§ Work order
Each line of the entries that mentions the string "โปรฯ" needs to be reported.

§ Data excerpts
■ ■ ■ ■ ■
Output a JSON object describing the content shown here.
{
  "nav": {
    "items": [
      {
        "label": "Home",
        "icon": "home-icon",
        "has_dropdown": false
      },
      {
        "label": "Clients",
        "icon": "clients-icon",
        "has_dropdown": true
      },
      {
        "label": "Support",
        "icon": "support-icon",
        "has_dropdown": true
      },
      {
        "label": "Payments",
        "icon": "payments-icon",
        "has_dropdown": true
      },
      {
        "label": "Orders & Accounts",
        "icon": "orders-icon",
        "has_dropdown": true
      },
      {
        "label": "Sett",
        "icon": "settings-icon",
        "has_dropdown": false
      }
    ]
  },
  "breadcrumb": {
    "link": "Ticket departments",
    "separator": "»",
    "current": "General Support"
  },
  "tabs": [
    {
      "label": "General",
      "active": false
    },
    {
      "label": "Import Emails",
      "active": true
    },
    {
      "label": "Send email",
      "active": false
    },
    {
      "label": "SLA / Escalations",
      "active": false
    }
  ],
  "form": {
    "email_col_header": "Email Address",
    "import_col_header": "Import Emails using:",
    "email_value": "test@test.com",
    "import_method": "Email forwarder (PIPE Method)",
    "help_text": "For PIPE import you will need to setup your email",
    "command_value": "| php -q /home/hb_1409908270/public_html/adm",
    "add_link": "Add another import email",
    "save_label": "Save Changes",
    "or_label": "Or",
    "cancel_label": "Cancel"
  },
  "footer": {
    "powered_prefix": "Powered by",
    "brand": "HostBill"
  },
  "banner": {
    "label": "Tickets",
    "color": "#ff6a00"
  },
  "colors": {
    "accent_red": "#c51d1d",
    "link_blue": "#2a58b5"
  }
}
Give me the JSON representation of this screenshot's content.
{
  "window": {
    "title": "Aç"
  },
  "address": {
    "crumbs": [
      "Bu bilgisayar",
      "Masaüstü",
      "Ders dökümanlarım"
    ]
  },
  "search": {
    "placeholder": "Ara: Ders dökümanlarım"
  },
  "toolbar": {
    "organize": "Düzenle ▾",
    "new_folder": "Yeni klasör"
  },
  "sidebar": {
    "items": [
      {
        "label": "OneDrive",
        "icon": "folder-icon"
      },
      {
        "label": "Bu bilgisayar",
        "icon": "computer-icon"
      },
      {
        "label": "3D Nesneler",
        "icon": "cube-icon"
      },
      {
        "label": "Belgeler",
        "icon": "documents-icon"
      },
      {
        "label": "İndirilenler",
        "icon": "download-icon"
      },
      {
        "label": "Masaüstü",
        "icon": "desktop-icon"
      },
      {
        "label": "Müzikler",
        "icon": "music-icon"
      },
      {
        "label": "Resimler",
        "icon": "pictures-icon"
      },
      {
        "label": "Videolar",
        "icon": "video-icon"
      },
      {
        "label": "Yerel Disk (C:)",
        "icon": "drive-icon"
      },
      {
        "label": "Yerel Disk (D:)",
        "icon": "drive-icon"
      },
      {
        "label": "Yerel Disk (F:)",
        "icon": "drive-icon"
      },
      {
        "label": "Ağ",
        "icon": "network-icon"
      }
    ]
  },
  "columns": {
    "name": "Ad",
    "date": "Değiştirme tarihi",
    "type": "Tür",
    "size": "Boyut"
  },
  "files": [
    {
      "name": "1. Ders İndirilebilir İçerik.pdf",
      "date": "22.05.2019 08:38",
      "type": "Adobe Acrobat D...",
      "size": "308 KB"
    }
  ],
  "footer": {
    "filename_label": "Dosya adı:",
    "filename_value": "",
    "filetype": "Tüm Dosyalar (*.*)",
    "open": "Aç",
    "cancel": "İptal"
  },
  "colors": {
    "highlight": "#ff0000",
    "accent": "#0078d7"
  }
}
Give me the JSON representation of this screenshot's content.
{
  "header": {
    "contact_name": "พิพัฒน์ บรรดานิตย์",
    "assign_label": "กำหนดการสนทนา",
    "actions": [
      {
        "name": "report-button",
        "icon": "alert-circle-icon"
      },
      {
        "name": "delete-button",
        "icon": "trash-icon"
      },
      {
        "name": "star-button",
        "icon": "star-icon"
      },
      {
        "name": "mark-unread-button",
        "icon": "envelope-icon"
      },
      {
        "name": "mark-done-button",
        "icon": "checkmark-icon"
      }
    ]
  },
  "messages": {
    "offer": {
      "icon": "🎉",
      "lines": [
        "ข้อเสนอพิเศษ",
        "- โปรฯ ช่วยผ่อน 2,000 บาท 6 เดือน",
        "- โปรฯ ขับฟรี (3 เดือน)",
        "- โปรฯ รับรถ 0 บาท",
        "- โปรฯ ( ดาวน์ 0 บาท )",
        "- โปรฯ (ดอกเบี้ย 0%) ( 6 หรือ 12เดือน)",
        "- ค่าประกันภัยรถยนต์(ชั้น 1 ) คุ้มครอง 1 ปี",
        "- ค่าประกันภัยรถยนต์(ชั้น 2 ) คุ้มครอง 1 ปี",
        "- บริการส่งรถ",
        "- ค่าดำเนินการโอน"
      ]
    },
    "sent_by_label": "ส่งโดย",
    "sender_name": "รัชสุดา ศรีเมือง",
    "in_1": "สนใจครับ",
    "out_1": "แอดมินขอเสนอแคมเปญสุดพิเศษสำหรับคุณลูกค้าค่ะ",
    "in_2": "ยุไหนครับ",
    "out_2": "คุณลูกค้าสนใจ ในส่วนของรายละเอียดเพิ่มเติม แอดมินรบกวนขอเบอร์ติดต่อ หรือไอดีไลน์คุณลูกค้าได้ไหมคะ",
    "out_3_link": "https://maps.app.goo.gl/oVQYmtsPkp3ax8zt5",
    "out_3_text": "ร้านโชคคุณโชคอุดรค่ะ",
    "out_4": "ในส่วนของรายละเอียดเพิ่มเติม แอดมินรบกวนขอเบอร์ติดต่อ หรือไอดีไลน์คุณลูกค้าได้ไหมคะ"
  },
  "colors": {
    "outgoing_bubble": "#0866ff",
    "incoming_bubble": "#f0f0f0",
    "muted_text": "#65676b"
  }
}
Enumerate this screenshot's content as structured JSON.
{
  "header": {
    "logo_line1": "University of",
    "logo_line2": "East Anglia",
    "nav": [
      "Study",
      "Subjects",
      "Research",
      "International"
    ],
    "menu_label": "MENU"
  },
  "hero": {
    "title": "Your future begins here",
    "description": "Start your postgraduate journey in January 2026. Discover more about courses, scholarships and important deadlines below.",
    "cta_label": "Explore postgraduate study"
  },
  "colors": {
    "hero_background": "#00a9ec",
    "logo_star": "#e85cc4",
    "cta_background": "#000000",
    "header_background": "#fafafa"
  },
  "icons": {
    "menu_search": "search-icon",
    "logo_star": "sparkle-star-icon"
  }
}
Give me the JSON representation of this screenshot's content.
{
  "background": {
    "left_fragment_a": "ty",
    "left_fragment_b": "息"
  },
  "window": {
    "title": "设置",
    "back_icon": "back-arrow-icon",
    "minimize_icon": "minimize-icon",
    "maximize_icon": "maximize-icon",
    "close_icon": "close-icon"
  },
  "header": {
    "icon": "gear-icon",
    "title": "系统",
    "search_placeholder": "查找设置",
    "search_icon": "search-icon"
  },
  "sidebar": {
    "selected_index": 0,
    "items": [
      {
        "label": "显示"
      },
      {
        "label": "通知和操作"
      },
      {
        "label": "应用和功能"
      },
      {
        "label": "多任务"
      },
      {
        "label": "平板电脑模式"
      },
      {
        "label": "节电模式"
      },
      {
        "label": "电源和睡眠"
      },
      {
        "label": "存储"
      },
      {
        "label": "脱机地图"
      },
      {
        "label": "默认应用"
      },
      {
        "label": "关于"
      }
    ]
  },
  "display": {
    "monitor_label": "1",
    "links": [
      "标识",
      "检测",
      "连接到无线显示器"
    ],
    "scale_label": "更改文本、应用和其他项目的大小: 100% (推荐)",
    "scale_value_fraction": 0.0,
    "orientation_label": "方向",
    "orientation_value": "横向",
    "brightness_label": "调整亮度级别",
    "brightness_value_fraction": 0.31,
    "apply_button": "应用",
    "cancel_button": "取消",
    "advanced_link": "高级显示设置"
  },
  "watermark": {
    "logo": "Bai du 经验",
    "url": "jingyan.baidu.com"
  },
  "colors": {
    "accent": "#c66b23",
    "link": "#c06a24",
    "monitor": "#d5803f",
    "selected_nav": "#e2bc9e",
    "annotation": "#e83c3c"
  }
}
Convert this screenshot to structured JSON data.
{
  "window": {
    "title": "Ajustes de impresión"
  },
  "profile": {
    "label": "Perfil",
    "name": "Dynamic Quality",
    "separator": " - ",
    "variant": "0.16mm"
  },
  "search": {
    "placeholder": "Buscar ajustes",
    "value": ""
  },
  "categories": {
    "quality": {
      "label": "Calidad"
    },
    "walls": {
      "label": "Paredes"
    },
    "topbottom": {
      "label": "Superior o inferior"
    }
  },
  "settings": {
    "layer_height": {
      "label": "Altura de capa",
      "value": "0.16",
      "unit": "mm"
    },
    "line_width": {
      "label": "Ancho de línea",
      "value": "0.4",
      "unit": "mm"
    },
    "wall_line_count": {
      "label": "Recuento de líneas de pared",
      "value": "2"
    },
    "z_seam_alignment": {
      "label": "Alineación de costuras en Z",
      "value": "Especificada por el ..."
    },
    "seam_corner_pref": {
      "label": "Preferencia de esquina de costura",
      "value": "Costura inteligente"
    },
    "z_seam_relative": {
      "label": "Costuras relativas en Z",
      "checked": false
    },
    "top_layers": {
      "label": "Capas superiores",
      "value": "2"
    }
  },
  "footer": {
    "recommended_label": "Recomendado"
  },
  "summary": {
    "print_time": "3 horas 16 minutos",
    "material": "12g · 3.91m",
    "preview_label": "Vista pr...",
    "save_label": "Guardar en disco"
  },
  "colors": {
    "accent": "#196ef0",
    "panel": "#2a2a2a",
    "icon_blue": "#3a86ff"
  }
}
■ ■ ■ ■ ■
§ Task result
        "- โปรฯ ช่วยผ่อน 2,000 บาท 6 เดือน",
        "- โปรฯ ขับฟรี (3 เดือน)",
        "- โปรฯ รับรถ 0 บาท",
        "- โปรฯ ( ดาวน์ 0 บาท )",
        "- โปรฯ (ดอกเบี้ย 0%) ( 6 หรือ 12เดือน)",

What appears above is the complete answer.